Lessons from RNIB

Money - sLast week Third Sector reported on the job losses looming at RNIB, following their unsuccessful attempt to develop a commercial services division. It would seem that, instead of making a profit to contribute to the charity, RNIB Solutions has been loss-making for three consecutive years, and has sadly cost the charity around £10m over that time.

Making good money from providing commercial services isn’t easy for anyone – if it was, the financial pressures on the sector wouldn’t exist, and I’d be out of a job. But from the wording of their consultation document, it sounds like the folks at RNIB have made some fairly basic errors; ones which are unfortunately rather common when charities try to grow commercial income. The most obvious is proliferation – the mistaken idea that you can grow by ‘doing more stuff’ – and it happens pretty much by default whenever there’s a lack of strategy.

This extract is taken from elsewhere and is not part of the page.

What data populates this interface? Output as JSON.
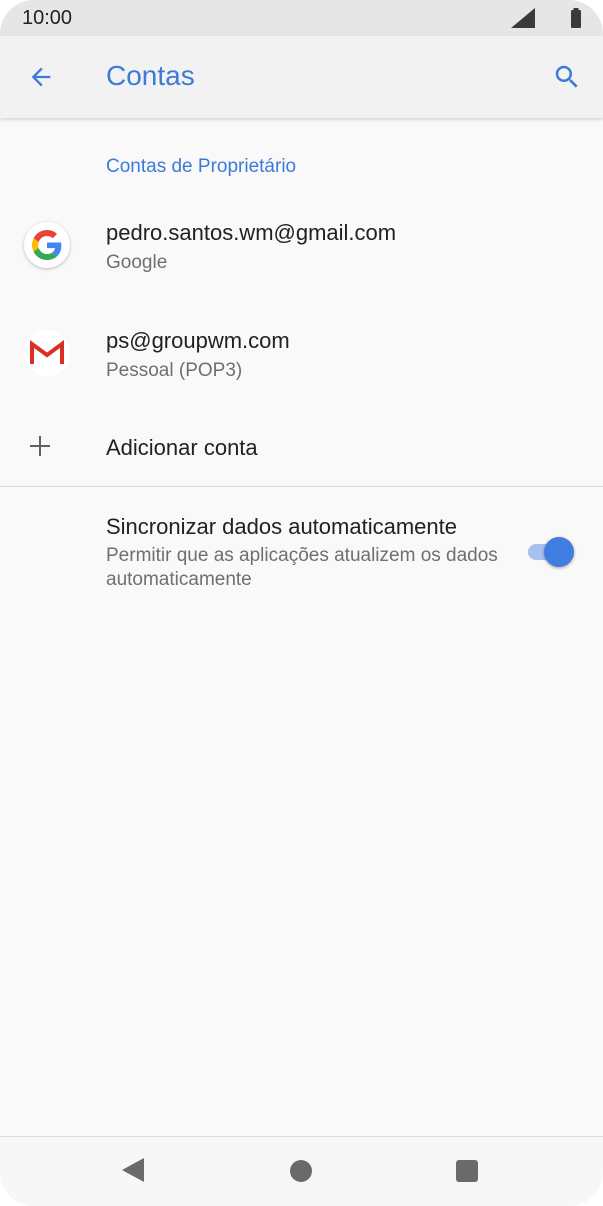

I can count at least a dozen engagements in the last two years, during the first week of which I’ve been sent a list of the business ideas collected from the team. It invariably runs to several pages and is overwhelmingly tactical: each idea an extension of what’s already being done – another training course, another work-book, another conference – all of which will inevitably have diminishing returns. They’re attractive because they’re easy to deliver and they feel low-risk, but each one adds complexity, increases workload and ultimately creates the RNIB situation, which they summed up as: “highly complex, very manual, built on outdated infrastructure and neither efficient nor scalable”.

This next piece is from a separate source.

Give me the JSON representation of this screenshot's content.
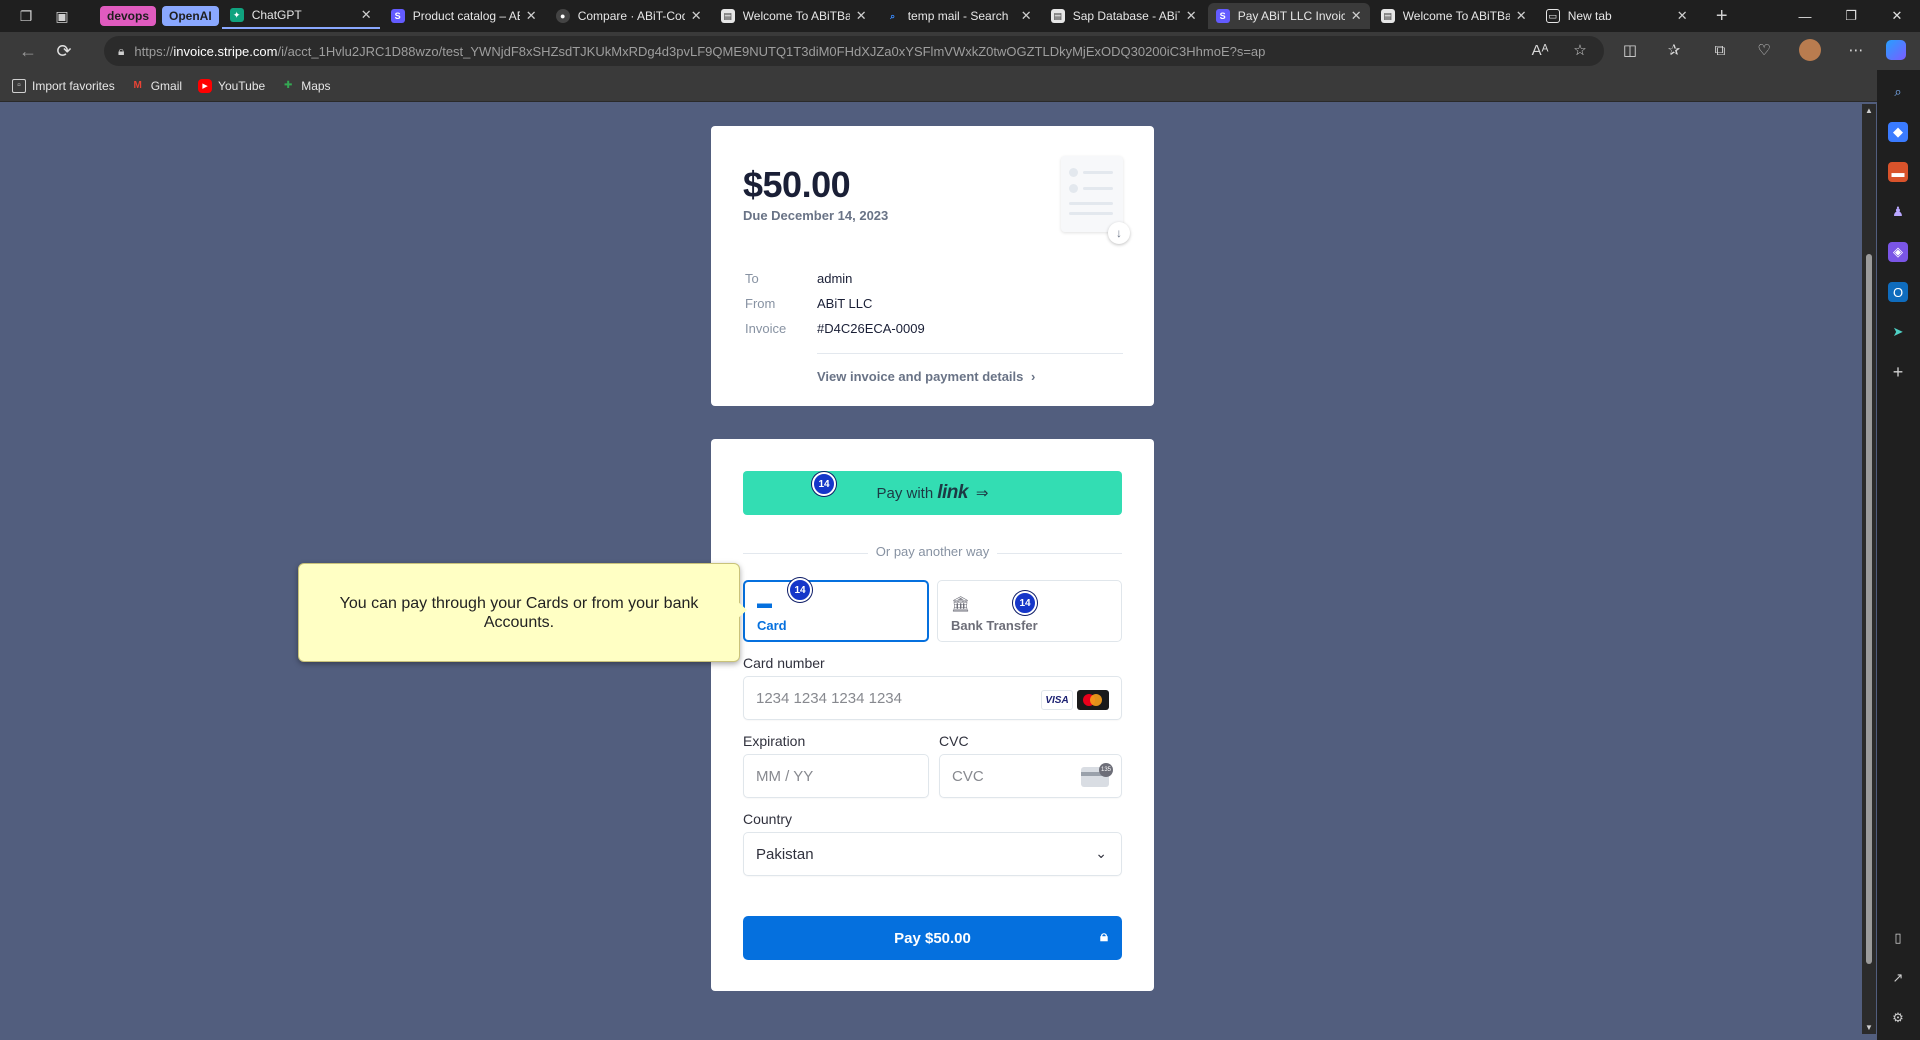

The antidote to that RNIB situation is to have a clear commercial strategy, based around a small number of big opportunities. To get that, just ask yourself: where is the greatest market opportunity, who will be the paying customers, what are the problems you can help them solve, and why should they use you? They’re simple questions, but their power is in the way they shift the conversation from “what else can we sell”, to “how can we best solve their problem”. And you’ll know it’s working when your marketing changes from “these are the services we offer” to “these are the results we can help you achieve”.

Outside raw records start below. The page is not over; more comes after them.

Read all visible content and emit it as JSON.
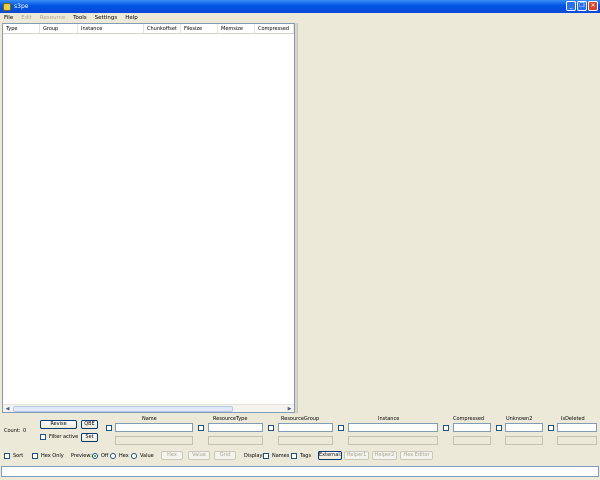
{
  "window": {
    "title": "s3pe"
  },
  "menu": [
    {
      "label": "File",
      "enabled": true
    },
    {
      "label": "Edit",
      "enabled": false
    },
    {
      "label": "Resource",
      "enabled": false
    },
    {
      "label": "Tools",
      "enabled": true
    },
    {
      "label": "Settings",
      "enabled": true
    },
    {
      "label": "Help",
      "enabled": true
    }
  ],
  "list": {
    "columns": [
      "Type",
      "Group",
      "Instance",
      "Chunkoffset",
      "Filesize",
      "Memsize",
      "Compressed"
    ]
  },
  "filter": {
    "count_label": "Count:",
    "count_value": "0",
    "revise_label": "Revise",
    "qbe_label": "QBE",
    "filter_active_label": "Filter active",
    "set_label": "Set",
    "fields": [
      "Name",
      "ResourceType",
      "ResourceGroup",
      "Instance",
      "Compressed",
      "Unknown2",
      "IsDeleted"
    ]
  },
  "options": {
    "sort_label": "Sort",
    "hex_only_label": "Hex Only",
    "preview_label": "Preview:",
    "preview_off": "Off",
    "preview_hex": "Hex",
    "preview_value": "Value",
    "preview_selected": "Off",
    "hex_button": "Hex",
    "value_button": "Value",
    "grid_button": "Grid",
    "display_label": "Display:",
    "names_label": "Names",
    "tags_label": "Tags",
    "external_label": "External:",
    "helper1": "Helper1",
    "helper2": "Helper2",
    "hex_editor": "Hex Editor"
  }
}
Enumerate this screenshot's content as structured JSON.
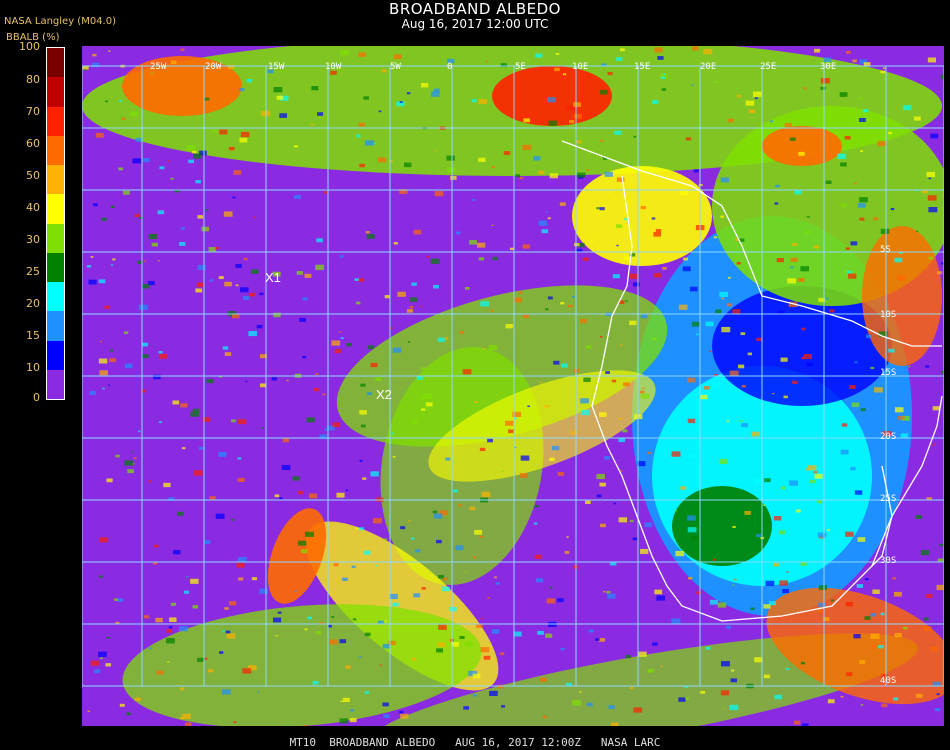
{
  "header": {
    "title": "BROADBAND ALBEDO",
    "subtitle": "Aug 16, 2017 12:00 UTC",
    "source": "NASA Langley (M04.0)"
  },
  "colorbar": {
    "label": "BBALB (%)",
    "ticks": [
      "100",
      "80",
      "70",
      "60",
      "50",
      "40",
      "30",
      "25",
      "20",
      "15",
      "10",
      "0"
    ],
    "colors": [
      "#7a0000",
      "#c00000",
      "#ff2000",
      "#ff6a00",
      "#ffb000",
      "#ffff00",
      "#7fe000",
      "#008000",
      "#00ffff",
      "#1e90ff",
      "#0000ff",
      "#8a2be2"
    ]
  },
  "map": {
    "lon_labels": [
      "25W",
      "20W",
      "15W",
      "10W",
      "5W",
      "0",
      "5E",
      "10E",
      "15E",
      "20E",
      "25E",
      "30E"
    ],
    "lat_labels": [
      "5S",
      "10S",
      "15S",
      "20S",
      "25S",
      "30S",
      "40S"
    ],
    "markers": [
      {
        "label": "X1"
      },
      {
        "label": "X2"
      }
    ]
  },
  "footer": {
    "text": "MT10  BROADBAND ALBEDO   AUG 16, 2017 12:00Z   NASA LARC"
  }
}
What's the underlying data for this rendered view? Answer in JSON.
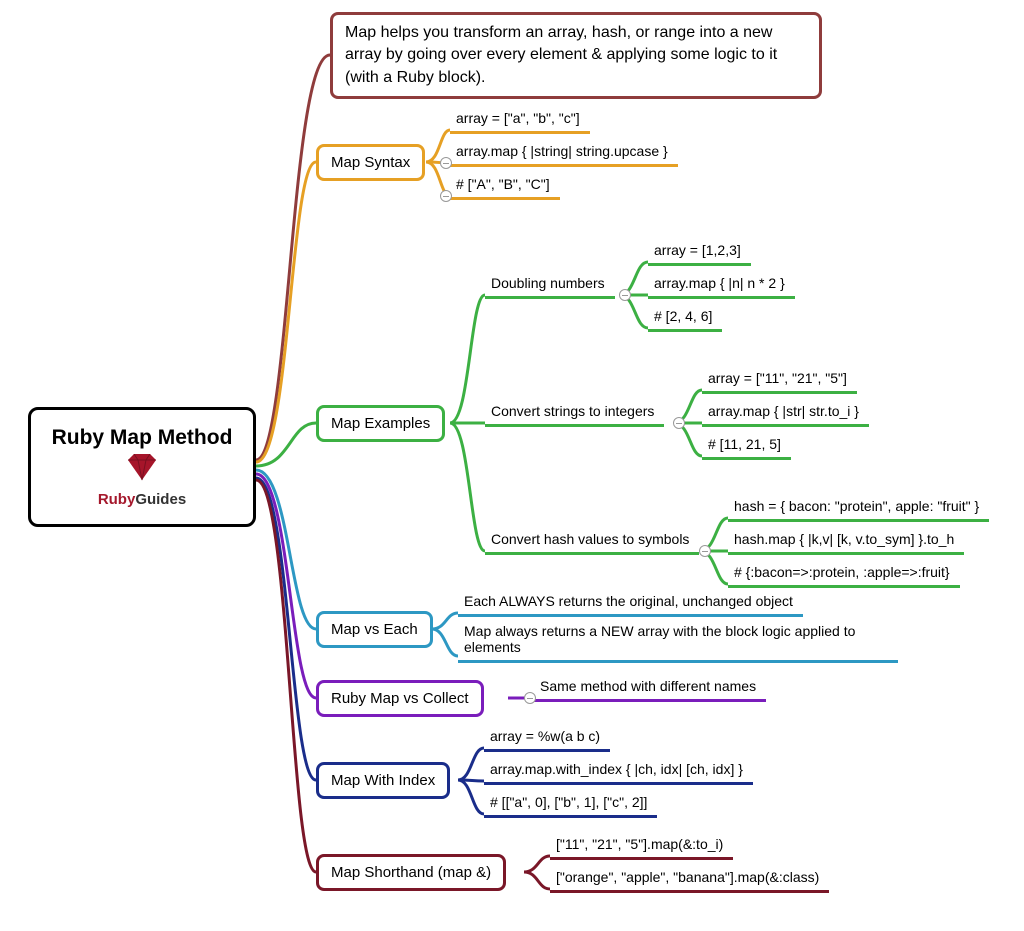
{
  "root": {
    "title": "Ruby Map Method",
    "logo_text_1": "Ruby",
    "logo_text_2": "Guides"
  },
  "description": "Map helps you transform an array, hash, or range into a new array by going over every element & applying some logic to it (with a Ruby block).",
  "branches": {
    "syntax": {
      "label": "Map Syntax",
      "lines": [
        "array = [\"a\", \"b\", \"c\"]",
        "array.map { |string| string.upcase }",
        "# [\"A\", \"B\", \"C\"]"
      ]
    },
    "examples": {
      "label": "Map Examples",
      "sub": [
        {
          "label": "Doubling numbers",
          "lines": [
            "array = [1,2,3]",
            "array.map { |n| n * 2 }",
            "# [2, 4, 6]"
          ]
        },
        {
          "label": "Convert strings to integers",
          "lines": [
            "array = [\"11\", \"21\", \"5\"]",
            "array.map { |str| str.to_i }",
            "# [11, 21, 5]"
          ]
        },
        {
          "label": "Convert hash values to symbols",
          "lines": [
            "hash = { bacon: \"protein\", apple: \"fruit\" }",
            "hash.map { |k,v| [k, v.to_sym] }.to_h",
            "# {:bacon=>:protein, :apple=>:fruit}"
          ]
        }
      ]
    },
    "vs_each": {
      "label": "Map vs Each",
      "lines": [
        "Each ALWAYS returns the original, unchanged object",
        "Map always returns a NEW array with the block logic applied to elements"
      ]
    },
    "vs_collect": {
      "label": "Ruby Map vs Collect",
      "lines": [
        "Same method with different names"
      ]
    },
    "with_index": {
      "label": "Map With Index",
      "lines": [
        "array = %w(a b c)",
        "array.map.with_index { |ch, idx| [ch, idx] }",
        "# [[\"a\", 0], [\"b\", 1], [\"c\", 2]]"
      ]
    },
    "shorthand": {
      "label": "Map Shorthand (map &)",
      "lines": [
        "[\"11\", \"21\", \"5\"].map(&:to_i)",
        "[\"orange\", \"apple\", \"banana\"].map(&:class)"
      ]
    }
  }
}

The reality is this: most of the commercial services that charities provide are to organisations that could help improve the lives of that charity’s beneficiaries, but the primary driver for those organisations is not altruism, it’s financial. You want employers to better look after their disabled staff? Show them the productivity gains, the absence and recruitment savings. You want consumer businesses to provide better access and services to people you support? Build your case studies around customer acquisition, loyalty and lifetime value; highlight the exemplars and show the others what they’re missing. Recognise the value you can add, shout about it and above all, charge for it.

That’s what will take your business from subsistence to surplus; from a £1,500 training course for an HR team, to a £150,000 consulting engagement for the retail director of 500 branches. And ultimately, that’s how you can best help those organisations to help the people you’re here to serve.

What’s happened with RNIB Solutions is a real shame. They have a great brand and no doubt they have a huge amount of value to offer. But building a profitable commercial services division takes more than hard work and subject matter expertise. It takes commercial skills in marketing and sales, genuine customer understanding, and a relentless strategic focus on the biggest opportunities to scale up your income and your impact. Without those, it’s just an expensive sideshow.

This article was originally published in Third Sector Magazine on 29th August 2017

Leave a Reply

Fill in your details below or click an icon to log in:

WordPress.com Logo

You are commenting using your WordPress.com account. Log Out / Change )

Twitter picture

You are commenting using your Twitter account. Log Out / Change )

Facebook photo

You are commenting using your Facebook account. Log Out / Change )

Google+ photo

You are commenting using your Google+ account. Log Out / Change )

Connecting to %s